WHAT IS BEING ASKED
Could each entry below be written out exactly, with every picture dropped?

[Start of section]

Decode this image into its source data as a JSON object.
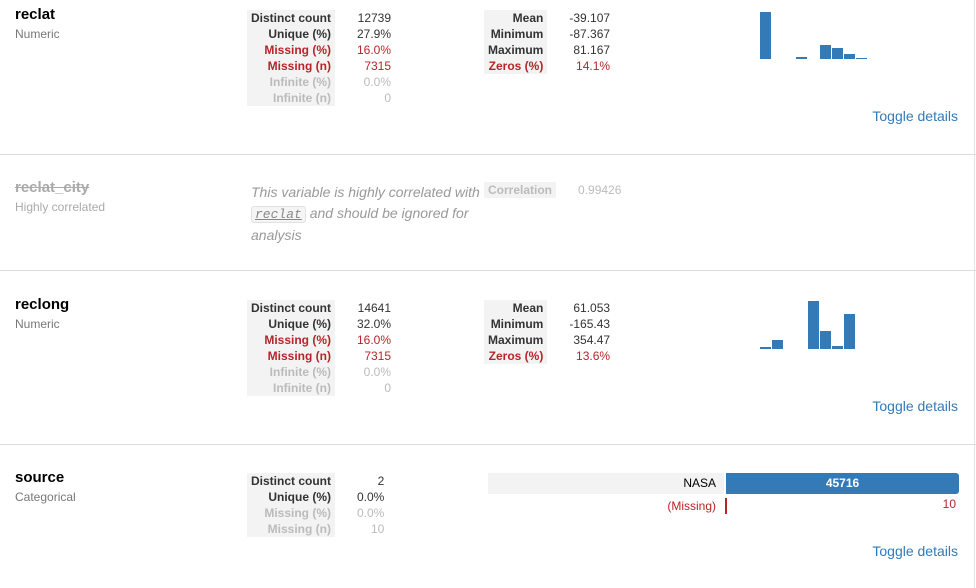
{
  "reclat": {
    "name": "reclat",
    "type": "Numeric",
    "stats_left": [
      {
        "key": "Distinct count",
        "value": "12739",
        "state": "normal"
      },
      {
        "key": "Unique (%)",
        "value": "27.9%",
        "state": "normal"
      },
      {
        "key": "Missing (%)",
        "value": "16.0%",
        "state": "alert"
      },
      {
        "key": "Missing (n)",
        "value": "7315",
        "state": "alert"
      },
      {
        "key": "Infinite (%)",
        "value": "0.0%",
        "state": "ignore"
      },
      {
        "key": "Infinite (n)",
        "value": "0",
        "state": "ignore"
      }
    ],
    "stats_right": [
      {
        "key": "Mean",
        "value": "-39.107",
        "state": "normal"
      },
      {
        "key": "Minimum",
        "value": "-87.367",
        "state": "normal"
      },
      {
        "key": "Maximum",
        "value": "81.167",
        "state": "normal"
      },
      {
        "key": "Zeros (%)",
        "value": "14.1%",
        "state": "alert"
      }
    ],
    "histogram": [
      1.0,
      0.0,
      0.0,
      0.05,
      0.0,
      0.3,
      0.23,
      0.1,
      0.02,
      0.0
    ],
    "toggle": "Toggle details"
  },
  "reclat_city": {
    "name": "reclat_city",
    "type": "Highly correlated",
    "message_before": "This variable is highly correlated with",
    "code": "reclat",
    "message_after": "and should be ignored for analysis",
    "correlation_label": "Correlation",
    "correlation_value": "0.99426"
  },
  "reclong": {
    "name": "reclong",
    "type": "Numeric",
    "stats_left": [
      {
        "key": "Distinct count",
        "value": "14641",
        "state": "normal"
      },
      {
        "key": "Unique (%)",
        "value": "32.0%",
        "state": "normal"
      },
      {
        "key": "Missing (%)",
        "value": "16.0%",
        "state": "alert"
      },
      {
        "key": "Missing (n)",
        "value": "7315",
        "state": "alert"
      },
      {
        "key": "Infinite (%)",
        "value": "0.0%",
        "state": "ignore"
      },
      {
        "key": "Infinite (n)",
        "value": "0",
        "state": "ignore"
      }
    ],
    "stats_right": [
      {
        "key": "Mean",
        "value": "61.053",
        "state": "normal"
      },
      {
        "key": "Minimum",
        "value": "-165.43",
        "state": "normal"
      },
      {
        "key": "Maximum",
        "value": "354.47",
        "state": "normal"
      },
      {
        "key": "Zeros (%)",
        "value": "13.6%",
        "state": "alert"
      }
    ],
    "histogram": [
      0.04,
      0.18,
      0.0,
      0.0,
      1.0,
      0.38,
      0.06,
      0.73,
      0.0,
      0.0
    ],
    "toggle": "Toggle details"
  },
  "source": {
    "name": "source",
    "type": "Categorical",
    "stats_left": [
      {
        "key": "Distinct count",
        "value": "2",
        "state": "normal"
      },
      {
        "key": "Unique (%)",
        "value": "0.0%",
        "state": "normal"
      },
      {
        "key": "Missing (%)",
        "value": "0.0%",
        "state": "ignore"
      },
      {
        "key": "Missing (n)",
        "value": "10",
        "state": "ignore"
      }
    ],
    "freq_label": "NASA",
    "freq_count": "45716",
    "freq_fraction": 1.0,
    "missing_label": "(Missing)",
    "missing_count": "10",
    "toggle": "Toggle details"
  },
  "colors": {
    "accent": "#337ab7",
    "alert": "#b5252a"
  }
}
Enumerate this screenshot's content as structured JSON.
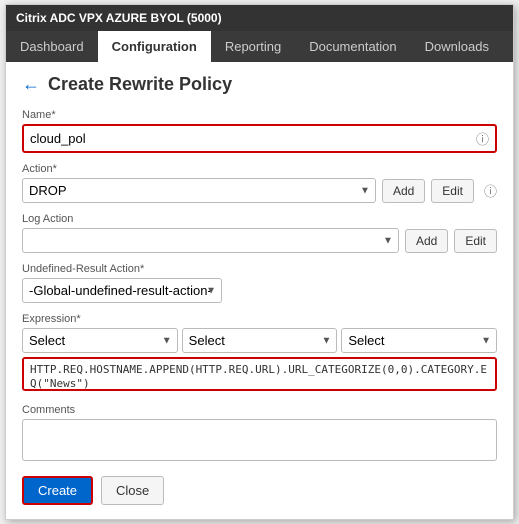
{
  "titleBar": {
    "label": "Citrix ADC VPX AZURE BYOL (5000)"
  },
  "nav": {
    "items": [
      {
        "id": "dashboard",
        "label": "Dashboard",
        "active": false
      },
      {
        "id": "configuration",
        "label": "Configuration",
        "active": true
      },
      {
        "id": "reporting",
        "label": "Reporting",
        "active": false
      },
      {
        "id": "documentation",
        "label": "Documentation",
        "active": false
      },
      {
        "id": "downloads",
        "label": "Downloads",
        "active": false
      }
    ]
  },
  "page": {
    "title": "Create Rewrite Policy",
    "backArrow": "←"
  },
  "form": {
    "nameLabel": "Name*",
    "nameValue": "cloud_pol",
    "actionLabel": "Action*",
    "actionValue": "DROP",
    "logActionLabel": "Log Action",
    "logActionValue": "",
    "undefinedResultActionLabel": "Undefined-Result Action*",
    "undefinedResultActionValue": "-Global-undefined-result-action-",
    "expressionLabel": "Expression*",
    "expressionSelect1": "Select",
    "expressionSelect2": "Select",
    "expressionSelect3": "Select",
    "expressionValue": "HTTP.REQ.HOSTNAME.APPEND(HTTP.REQ.URL).URL_CATEGORIZE(0,0).CATEGORY.EQ(\"News\")",
    "commentsLabel": "Comments",
    "createButton": "Create",
    "closeButton": "Close",
    "addButton1": "Add",
    "editButton1": "Edit",
    "addButton2": "Add",
    "editButton2": "Edit"
  }
}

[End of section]

ANSWER SECTION
Decode this image into its source data as a JSON object.
{
  "reclat": {
    "name": "reclat",
    "type": "Numeric",
    "stats_left": [
      {
        "key": "Distinct count",
        "value": "12739",
        "state": "normal"
      },
      {
        "key": "Unique (%)",
        "value": "27.9%",
        "state": "normal"
      },
      {
        "key": "Missing (%)",
        "value": "16.0%",
        "state": "alert"
      },
      {
        "key": "Missing (n)",
        "value": "7315",
        "state": "alert"
      },
      {
        "key": "Infinite (%)",
        "value": "0.0%",
        "state": "ignore"
      },
      {
        "key": "Infinite (n)",
        "value": "0",
        "state": "ignore"
      }
    ],
    "stats_right": [
      {
        "key": "Mean",
        "value": "-39.107",
        "state": "normal"
      },
      {
        "key": "Minimum",
        "value": "-87.367",
        "state": "normal"
      },
      {
        "key": "Maximum",
        "value": "81.167",
        "state": "normal"
      },
      {
        "key": "Zeros (%)",
        "value": "14.1%",
        "state": "alert"
      }
    ],
    "histogram": [
      1.0,
      0.0,
      0.0,
      0.05,
      0.0,
      0.3,
      0.23,
      0.1,
      0.02,
      0.0
    ],
    "toggle": "Toggle details"
  },
  "reclat_city": {
    "name": "reclat_city",
    "type": "Highly correlated",
    "message_before": "This variable is highly correlated with",
    "code": "reclat",
    "message_after": "and should be ignored for analysis",
    "correlation_label": "Correlation",
    "correlation_value": "0.99426"
  },
  "reclong": {
    "name": "reclong",
    "type": "Numeric",
    "stats_left": [
      {
        "key": "Distinct count",
        "value": "14641",
        "state": "normal"
      },
      {
        "key": "Unique (%)",
        "value": "32.0%",
        "state": "normal"
      },
      {
        "key": "Missing (%)",
        "value": "16.0%",
        "state": "alert"
      },
      {
        "key": "Missing (n)",
        "value": "7315",
        "state": "alert"
      },
      {
        "key": "Infinite (%)",
        "value": "0.0%",
        "state": "ignore"
      },
      {
        "key": "Infinite (n)",
        "value": "0",
        "state": "ignore"
      }
    ],
    "stats_right": [
      {
        "key": "Mean",
        "value": "61.053",
        "state": "normal"
      },
      {
        "key": "Minimum",
        "value": "-165.43",
        "state": "normal"
      },
      {
        "key": "Maximum",
        "value": "354.47",
        "state": "normal"
      },
      {
        "key": "Zeros (%)",
        "value": "13.6%",
        "state": "alert"
      }
    ],
    "histogram": [
      0.04,
      0.18,
      0.0,
      0.0,
      1.0,
      0.38,
      0.06,
      0.73,
      0.0,
      0.0
    ],
    "toggle": "Toggle details"
  },
  "source": {
    "name": "source",
    "type": "Categorical",
    "stats_left": [
      {
        "key": "Distinct count",
        "value": "2",
        "state": "normal"
      },
      {
        "key": "Unique (%)",
        "value": "0.0%",
        "state": "normal"
      },
      {
        "key": "Missing (%)",
        "value": "0.0%",
        "state": "ignore"
      },
      {
        "key": "Missing (n)",
        "value": "10",
        "state": "ignore"
      }
    ],
    "freq_label": "NASA",
    "freq_count": "45716",
    "freq_fraction": 1.0,
    "missing_label": "(Missing)",
    "missing_count": "10",
    "toggle": "Toggle details"
  },
  "colors": {
    "accent": "#337ab7",
    "alert": "#b5252a"
  }
}
Enumerate this screenshot's content as structured JSON.
{
  "titleBar": {
    "label": "Citrix ADC VPX AZURE BYOL (5000)"
  },
  "nav": {
    "items": [
      {
        "id": "dashboard",
        "label": "Dashboard",
        "active": false
      },
      {
        "id": "configuration",
        "label": "Configuration",
        "active": true
      },
      {
        "id": "reporting",
        "label": "Reporting",
        "active": false
      },
      {
        "id": "documentation",
        "label": "Documentation",
        "active": false
      },
      {
        "id": "downloads",
        "label": "Downloads",
        "active": false
      }
    ]
  },
  "page": {
    "title": "Create Rewrite Policy",
    "backArrow": "←"
  },
  "form": {
    "nameLabel": "Name*",
    "nameValue": "cloud_pol",
    "actionLabel": "Action*",
    "actionValue": "DROP",
    "logActionLabel": "Log Action",
    "logActionValue": "",
    "undefinedResultActionLabel": "Undefined-Result Action*",
    "undefinedResultActionValue": "-Global-undefined-result-action-",
    "expressionLabel": "Expression*",
    "expressionSelect1": "Select",
    "expressionSelect2": "Select",
    "expressionSelect3": "Select",
    "expressionValue": "HTTP.REQ.HOSTNAME.APPEND(HTTP.REQ.URL).URL_CATEGORIZE(0,0).CATEGORY.EQ(\"News\")",
    "commentsLabel": "Comments",
    "createButton": "Create",
    "closeButton": "Close",
    "addButton1": "Add",
    "editButton1": "Edit",
    "addButton2": "Add",
    "editButton2": "Edit"
  }
}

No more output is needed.